It is quite apparent that often the urge for a new constitution is only to soothe the ego of those concerned with the form rather than the substance; satisfy the greed of those who want to carve out empires by splitting the country into more states and local governments; as well as satisfy the avarice for increased revenue allocation; or create the opportunity to squeeze in ill-conceived pet ideas like the aborted “third term” project. Ultimately a country is conditioned by the dominant political group’s morality which in several countries plagued by horrible electoral and socio-economic vices is quite low indeed.
As relates to Nigeria-U.S relations in general, President-elect Obama’s briefing will inevitably include criminal activities disrupting oil supplies in Nigeria which is of special interest to U.S. There is also the question of religious intolerance which evokes sentiment in the fight against so-called global terrorism. Of note is the recent U.S National Intelligence Council report (P.9, Sunday Punch 30/11/08) which has already predicted the likelihood of religious cleavage between the Southern and Northern parts of Nigeria. The report’s conclusions are, of course, questionable in that the religious dichotomy in the country is not all that clear cut between the North and the South, and is even harder to draw in the Western part of the country.
The authors could easily point to the recent disturbances in Jos over the local government elections as a pointer to the veracity of their conclusions. But it could be seen that electric power shortage in Nigeria has by far greater potential for more serious social dislocations in the country than any other factor in the coming years. Imagine a hitherto socially volatile area like Kano where recent reports revealed more than 500 factories have closed down as a result of power shortage. It is universally potentially dangerous to the social set up to have multitude of able-bodied jobless persons walking the streets in all parts of the Federation.

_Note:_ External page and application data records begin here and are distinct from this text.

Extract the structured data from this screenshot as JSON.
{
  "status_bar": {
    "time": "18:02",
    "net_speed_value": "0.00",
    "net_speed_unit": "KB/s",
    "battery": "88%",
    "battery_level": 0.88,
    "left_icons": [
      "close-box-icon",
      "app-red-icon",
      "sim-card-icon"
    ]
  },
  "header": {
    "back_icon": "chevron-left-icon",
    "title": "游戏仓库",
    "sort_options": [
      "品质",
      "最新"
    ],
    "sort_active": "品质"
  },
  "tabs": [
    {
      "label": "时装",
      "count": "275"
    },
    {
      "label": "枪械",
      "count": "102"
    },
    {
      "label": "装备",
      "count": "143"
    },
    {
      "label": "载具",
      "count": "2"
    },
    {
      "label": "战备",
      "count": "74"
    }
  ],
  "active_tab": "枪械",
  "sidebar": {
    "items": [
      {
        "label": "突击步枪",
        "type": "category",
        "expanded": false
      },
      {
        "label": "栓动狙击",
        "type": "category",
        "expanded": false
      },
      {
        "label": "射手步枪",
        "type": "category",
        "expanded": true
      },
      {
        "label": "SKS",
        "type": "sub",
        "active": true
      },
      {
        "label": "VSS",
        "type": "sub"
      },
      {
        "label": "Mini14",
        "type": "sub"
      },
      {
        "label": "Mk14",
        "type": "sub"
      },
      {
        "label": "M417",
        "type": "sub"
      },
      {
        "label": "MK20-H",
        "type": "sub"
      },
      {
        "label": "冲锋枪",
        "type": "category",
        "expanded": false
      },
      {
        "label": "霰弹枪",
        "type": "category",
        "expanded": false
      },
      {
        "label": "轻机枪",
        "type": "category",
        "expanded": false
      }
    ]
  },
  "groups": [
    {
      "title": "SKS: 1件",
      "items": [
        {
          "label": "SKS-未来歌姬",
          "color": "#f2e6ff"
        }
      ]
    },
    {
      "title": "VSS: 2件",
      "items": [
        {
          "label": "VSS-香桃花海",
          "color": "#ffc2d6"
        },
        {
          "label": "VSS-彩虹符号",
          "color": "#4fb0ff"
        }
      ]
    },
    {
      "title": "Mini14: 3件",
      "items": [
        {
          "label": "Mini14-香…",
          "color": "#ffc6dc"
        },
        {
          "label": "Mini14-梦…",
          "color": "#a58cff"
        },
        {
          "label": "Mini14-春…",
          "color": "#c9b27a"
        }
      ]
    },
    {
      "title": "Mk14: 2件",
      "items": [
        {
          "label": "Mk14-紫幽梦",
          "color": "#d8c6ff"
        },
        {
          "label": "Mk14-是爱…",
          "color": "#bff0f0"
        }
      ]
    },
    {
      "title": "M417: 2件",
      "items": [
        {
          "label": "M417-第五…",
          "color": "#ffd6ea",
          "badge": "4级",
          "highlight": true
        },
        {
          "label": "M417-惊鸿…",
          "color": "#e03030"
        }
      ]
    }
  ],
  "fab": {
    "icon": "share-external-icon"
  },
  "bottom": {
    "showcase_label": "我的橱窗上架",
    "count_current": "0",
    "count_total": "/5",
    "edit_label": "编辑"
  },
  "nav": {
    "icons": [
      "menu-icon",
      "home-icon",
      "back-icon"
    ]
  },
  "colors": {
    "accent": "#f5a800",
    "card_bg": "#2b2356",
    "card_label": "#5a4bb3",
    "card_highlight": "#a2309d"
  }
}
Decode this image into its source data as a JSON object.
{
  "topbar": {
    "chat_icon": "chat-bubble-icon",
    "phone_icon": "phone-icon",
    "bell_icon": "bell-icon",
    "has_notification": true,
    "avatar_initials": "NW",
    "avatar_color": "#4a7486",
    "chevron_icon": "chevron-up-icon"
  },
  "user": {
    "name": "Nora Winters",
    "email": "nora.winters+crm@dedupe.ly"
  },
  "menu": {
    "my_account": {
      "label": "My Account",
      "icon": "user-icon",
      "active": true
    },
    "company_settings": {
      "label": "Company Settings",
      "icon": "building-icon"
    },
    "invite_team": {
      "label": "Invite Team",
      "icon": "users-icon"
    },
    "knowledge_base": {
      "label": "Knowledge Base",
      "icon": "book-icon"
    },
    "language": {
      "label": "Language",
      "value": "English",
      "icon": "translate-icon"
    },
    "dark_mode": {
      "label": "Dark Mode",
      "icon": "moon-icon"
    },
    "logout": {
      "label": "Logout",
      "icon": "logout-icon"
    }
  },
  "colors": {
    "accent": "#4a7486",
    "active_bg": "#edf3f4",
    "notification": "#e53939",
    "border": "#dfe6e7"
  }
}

All in all, I think Obama’s greatest challenges as US President would lie within the US rather than outside it. The US electoral “establishment” is so transparently entrenched that Martin Luther King’s dream was so sweetly fulfilled in Obama’s victory. The question now is: will the ultra right-wing Washington establishment permit the fulfillment of Obama’s own audacious vision of a new liberal America of equal and attainable opportunities for all Americans and his aspiration for a US-led world founded on dialogue and multilateral action? This remains to be seen.